__TASK PROMPT__.
Copy out, from the data, each line containing the string "ExternalCurlHandler".

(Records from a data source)
[Start of Attachment]
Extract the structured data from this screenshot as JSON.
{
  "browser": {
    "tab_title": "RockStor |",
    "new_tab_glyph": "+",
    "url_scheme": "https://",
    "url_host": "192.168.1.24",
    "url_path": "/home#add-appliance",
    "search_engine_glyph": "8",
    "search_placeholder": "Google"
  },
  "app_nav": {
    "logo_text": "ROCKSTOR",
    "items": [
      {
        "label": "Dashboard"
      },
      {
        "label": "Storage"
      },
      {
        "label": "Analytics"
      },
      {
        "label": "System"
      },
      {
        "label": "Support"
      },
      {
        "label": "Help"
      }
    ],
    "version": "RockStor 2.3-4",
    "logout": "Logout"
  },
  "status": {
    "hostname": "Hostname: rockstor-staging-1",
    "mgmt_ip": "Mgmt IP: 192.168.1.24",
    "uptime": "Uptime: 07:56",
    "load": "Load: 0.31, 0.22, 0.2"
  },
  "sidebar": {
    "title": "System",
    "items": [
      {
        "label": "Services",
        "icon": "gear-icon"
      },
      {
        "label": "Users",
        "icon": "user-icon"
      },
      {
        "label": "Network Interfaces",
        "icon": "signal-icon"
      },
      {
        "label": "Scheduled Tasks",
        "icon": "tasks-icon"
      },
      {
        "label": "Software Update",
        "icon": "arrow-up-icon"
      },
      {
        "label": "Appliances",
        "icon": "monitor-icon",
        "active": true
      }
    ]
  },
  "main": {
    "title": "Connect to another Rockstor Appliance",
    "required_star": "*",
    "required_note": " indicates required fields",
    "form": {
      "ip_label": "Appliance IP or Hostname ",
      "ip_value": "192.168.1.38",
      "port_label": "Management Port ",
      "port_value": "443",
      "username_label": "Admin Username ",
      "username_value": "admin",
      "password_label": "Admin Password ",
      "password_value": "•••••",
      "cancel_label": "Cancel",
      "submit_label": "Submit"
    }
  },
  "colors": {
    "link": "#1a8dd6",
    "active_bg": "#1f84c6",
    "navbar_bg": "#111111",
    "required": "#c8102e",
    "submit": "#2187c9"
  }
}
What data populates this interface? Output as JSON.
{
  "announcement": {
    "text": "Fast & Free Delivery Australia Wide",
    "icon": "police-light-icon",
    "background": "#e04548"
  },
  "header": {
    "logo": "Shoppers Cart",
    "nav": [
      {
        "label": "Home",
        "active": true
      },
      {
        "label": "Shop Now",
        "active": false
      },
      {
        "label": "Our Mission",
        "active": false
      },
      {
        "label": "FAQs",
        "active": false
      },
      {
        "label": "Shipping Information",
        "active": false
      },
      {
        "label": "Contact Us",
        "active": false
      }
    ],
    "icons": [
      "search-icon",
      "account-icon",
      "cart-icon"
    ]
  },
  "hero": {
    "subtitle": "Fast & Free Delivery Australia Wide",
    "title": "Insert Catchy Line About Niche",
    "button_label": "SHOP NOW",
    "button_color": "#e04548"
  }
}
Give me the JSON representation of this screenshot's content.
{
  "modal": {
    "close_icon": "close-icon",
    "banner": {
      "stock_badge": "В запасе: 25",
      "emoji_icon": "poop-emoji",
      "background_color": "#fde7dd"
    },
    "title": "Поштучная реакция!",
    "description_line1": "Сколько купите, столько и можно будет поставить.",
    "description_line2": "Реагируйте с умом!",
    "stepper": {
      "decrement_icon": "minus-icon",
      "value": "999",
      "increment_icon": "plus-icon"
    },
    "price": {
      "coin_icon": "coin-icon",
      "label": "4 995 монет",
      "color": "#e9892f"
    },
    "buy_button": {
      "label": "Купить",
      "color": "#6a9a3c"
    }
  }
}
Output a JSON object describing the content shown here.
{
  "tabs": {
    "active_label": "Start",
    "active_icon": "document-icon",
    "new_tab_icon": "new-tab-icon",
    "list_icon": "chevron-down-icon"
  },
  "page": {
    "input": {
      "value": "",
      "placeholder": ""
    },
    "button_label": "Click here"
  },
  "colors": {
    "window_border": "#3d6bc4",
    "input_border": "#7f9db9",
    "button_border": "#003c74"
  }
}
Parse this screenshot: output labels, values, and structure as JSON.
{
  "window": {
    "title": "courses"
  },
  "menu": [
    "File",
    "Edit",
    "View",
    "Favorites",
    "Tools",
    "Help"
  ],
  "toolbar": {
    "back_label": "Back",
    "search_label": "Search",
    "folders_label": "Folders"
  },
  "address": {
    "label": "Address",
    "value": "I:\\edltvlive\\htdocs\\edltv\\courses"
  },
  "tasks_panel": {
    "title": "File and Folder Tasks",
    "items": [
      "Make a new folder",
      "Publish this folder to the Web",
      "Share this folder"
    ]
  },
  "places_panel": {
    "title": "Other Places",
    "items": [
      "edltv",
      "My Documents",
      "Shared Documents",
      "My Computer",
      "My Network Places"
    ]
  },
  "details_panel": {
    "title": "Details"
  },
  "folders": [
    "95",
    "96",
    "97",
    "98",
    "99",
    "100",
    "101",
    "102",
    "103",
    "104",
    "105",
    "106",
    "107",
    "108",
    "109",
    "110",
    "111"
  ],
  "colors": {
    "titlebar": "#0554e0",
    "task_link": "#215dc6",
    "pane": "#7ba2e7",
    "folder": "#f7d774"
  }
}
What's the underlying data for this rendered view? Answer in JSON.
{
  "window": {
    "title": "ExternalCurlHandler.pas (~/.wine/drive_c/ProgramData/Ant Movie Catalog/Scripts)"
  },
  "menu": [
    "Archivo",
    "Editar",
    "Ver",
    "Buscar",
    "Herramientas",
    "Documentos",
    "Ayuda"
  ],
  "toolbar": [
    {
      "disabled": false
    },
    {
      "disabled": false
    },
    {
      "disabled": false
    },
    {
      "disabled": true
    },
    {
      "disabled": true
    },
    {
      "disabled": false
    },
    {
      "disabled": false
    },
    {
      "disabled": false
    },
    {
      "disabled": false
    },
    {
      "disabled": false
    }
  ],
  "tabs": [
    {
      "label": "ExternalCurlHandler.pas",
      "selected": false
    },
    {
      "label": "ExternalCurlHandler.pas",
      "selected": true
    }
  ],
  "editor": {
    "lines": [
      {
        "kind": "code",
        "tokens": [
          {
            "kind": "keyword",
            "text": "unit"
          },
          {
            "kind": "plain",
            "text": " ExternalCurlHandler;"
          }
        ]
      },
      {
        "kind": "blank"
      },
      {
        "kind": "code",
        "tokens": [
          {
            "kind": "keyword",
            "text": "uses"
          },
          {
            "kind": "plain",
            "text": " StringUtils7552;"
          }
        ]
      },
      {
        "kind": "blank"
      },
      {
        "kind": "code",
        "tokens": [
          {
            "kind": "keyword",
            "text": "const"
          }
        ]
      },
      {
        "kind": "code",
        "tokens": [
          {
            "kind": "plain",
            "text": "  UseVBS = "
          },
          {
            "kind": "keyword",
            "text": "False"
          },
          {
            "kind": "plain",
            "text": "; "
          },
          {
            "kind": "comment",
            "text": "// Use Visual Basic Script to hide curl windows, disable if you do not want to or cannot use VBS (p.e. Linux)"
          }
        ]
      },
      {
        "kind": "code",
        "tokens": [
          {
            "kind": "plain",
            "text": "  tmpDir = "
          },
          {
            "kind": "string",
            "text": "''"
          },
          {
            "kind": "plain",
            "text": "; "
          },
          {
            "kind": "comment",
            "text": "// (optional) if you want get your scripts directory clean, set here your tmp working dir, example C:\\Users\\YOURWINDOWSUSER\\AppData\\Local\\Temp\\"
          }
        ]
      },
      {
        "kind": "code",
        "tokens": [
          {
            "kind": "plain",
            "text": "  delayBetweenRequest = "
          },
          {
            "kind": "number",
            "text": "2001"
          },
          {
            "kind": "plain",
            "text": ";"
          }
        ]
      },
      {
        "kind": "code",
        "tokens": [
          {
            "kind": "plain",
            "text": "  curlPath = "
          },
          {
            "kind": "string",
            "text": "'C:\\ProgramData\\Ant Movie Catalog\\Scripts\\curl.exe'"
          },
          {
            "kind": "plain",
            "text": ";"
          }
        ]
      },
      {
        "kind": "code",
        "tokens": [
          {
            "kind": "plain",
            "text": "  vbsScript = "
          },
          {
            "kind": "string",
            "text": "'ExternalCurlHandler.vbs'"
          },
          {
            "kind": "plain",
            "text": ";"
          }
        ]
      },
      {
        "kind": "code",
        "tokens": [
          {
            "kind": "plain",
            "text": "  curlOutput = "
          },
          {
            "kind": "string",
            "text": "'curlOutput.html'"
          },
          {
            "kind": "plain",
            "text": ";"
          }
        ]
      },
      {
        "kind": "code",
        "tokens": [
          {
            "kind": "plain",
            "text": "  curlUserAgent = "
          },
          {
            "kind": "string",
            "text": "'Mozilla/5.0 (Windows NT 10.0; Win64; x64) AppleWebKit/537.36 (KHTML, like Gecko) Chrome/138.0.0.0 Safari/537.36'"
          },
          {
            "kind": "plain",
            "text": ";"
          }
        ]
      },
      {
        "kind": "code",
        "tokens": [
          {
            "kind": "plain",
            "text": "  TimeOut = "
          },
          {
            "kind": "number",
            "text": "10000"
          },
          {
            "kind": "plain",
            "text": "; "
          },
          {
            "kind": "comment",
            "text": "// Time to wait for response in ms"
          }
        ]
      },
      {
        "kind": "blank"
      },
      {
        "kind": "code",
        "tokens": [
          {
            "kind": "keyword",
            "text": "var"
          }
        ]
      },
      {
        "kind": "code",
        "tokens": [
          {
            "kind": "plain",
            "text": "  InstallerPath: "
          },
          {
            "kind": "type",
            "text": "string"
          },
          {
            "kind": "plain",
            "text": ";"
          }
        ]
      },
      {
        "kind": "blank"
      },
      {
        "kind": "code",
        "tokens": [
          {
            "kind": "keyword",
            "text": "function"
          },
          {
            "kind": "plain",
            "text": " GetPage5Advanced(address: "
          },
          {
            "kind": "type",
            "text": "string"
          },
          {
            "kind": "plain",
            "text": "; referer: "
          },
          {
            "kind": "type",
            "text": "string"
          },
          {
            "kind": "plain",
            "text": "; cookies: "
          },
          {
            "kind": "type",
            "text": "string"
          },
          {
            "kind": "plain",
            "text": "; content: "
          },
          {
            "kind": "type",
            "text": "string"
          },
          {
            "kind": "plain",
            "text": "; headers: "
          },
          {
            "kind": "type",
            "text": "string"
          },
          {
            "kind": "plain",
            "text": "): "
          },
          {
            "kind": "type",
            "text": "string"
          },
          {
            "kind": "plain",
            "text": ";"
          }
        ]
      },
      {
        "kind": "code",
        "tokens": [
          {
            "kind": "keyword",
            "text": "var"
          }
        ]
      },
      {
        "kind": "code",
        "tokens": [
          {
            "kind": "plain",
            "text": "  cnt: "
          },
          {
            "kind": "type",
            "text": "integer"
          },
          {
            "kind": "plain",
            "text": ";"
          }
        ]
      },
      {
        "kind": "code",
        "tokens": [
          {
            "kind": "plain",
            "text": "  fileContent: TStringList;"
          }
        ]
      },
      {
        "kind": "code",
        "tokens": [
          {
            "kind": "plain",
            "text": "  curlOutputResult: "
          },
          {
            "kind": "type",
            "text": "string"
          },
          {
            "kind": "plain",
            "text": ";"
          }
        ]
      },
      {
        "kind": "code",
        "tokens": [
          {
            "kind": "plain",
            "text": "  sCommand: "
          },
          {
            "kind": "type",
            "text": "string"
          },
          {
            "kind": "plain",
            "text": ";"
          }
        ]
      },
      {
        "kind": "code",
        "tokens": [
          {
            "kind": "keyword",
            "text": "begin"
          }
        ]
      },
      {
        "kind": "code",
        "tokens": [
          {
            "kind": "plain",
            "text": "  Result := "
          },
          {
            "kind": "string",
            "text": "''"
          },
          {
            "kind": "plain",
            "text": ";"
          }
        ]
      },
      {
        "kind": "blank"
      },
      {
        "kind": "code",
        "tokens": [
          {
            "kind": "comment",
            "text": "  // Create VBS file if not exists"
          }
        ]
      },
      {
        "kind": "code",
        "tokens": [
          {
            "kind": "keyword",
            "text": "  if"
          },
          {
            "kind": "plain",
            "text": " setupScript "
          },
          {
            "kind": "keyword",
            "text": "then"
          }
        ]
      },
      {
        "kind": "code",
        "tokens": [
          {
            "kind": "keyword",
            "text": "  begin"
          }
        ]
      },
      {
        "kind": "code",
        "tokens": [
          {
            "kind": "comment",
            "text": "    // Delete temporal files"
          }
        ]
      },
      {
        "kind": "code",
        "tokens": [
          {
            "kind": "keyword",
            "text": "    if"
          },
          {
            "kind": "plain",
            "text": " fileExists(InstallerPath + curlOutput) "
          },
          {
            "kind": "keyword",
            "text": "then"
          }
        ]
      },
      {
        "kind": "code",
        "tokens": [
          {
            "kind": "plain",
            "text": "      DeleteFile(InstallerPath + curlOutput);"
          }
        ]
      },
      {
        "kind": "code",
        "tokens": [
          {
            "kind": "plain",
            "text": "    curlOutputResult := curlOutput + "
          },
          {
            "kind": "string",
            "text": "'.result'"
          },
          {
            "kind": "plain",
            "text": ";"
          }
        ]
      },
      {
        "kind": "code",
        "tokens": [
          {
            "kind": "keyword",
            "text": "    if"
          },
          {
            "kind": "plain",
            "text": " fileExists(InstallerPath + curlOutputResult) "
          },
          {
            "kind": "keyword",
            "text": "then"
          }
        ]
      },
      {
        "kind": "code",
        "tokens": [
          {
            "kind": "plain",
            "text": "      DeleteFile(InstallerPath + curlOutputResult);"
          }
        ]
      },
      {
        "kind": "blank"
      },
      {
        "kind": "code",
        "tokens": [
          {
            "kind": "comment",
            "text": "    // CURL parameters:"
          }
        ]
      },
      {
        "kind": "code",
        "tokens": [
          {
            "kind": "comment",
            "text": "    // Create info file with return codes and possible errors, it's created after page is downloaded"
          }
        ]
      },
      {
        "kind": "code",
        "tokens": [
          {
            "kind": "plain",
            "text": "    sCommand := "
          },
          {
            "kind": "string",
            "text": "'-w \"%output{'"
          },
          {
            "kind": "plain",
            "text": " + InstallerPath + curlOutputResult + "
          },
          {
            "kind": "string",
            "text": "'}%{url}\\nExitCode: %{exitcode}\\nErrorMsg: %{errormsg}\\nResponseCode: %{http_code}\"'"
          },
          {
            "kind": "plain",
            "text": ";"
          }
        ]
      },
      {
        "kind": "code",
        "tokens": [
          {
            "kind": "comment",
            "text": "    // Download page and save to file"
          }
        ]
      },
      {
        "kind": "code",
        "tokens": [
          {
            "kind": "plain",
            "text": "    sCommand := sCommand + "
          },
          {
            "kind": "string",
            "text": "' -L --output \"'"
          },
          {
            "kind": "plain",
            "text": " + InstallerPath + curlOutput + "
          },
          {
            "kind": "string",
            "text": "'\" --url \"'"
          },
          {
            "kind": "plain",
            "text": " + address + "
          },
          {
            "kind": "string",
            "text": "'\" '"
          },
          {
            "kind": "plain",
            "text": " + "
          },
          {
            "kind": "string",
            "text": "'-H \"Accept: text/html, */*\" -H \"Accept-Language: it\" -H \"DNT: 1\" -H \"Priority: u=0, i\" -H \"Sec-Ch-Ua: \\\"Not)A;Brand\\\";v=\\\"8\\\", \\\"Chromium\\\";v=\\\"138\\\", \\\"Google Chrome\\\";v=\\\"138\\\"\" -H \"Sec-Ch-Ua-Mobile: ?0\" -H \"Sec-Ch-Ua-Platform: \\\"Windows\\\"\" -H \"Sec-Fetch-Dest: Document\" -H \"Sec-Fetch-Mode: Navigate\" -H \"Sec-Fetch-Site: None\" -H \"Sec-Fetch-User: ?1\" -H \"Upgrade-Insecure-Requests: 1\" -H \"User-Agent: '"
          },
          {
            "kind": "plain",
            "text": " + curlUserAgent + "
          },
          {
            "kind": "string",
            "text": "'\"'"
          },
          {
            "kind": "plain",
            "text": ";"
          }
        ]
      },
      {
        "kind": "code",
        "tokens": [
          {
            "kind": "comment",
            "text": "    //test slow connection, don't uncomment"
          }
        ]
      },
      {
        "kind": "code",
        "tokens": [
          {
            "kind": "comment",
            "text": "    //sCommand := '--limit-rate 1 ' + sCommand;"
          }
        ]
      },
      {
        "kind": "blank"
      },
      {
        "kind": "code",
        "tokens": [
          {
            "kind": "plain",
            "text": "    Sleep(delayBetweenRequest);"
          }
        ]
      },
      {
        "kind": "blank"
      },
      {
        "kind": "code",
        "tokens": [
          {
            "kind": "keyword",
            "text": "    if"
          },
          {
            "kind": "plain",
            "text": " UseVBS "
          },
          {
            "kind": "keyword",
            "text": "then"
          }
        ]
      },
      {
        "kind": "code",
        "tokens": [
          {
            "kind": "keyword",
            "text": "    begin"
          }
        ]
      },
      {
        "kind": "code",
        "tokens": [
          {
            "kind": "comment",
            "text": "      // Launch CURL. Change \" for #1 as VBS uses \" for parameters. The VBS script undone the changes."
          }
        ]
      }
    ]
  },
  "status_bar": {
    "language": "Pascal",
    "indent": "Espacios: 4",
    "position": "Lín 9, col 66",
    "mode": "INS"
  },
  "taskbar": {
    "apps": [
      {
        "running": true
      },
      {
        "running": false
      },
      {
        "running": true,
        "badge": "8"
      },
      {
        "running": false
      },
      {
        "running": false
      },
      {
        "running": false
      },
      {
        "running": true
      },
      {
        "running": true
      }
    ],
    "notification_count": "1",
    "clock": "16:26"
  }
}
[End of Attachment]
__EXERCISE ANSWER__.
    "title": "ExternalCurlHandler.pas (~/.wine/drive_c/ProgramData/Ant Movie Catalog/Scripts)"
      "label": "ExternalCurlHandler.pas",
      "label": "ExternalCurlHandler.pas",
            "text": " ExternalCurlHandler;"
            "text": "'ExternalCurlHandler.vbs'"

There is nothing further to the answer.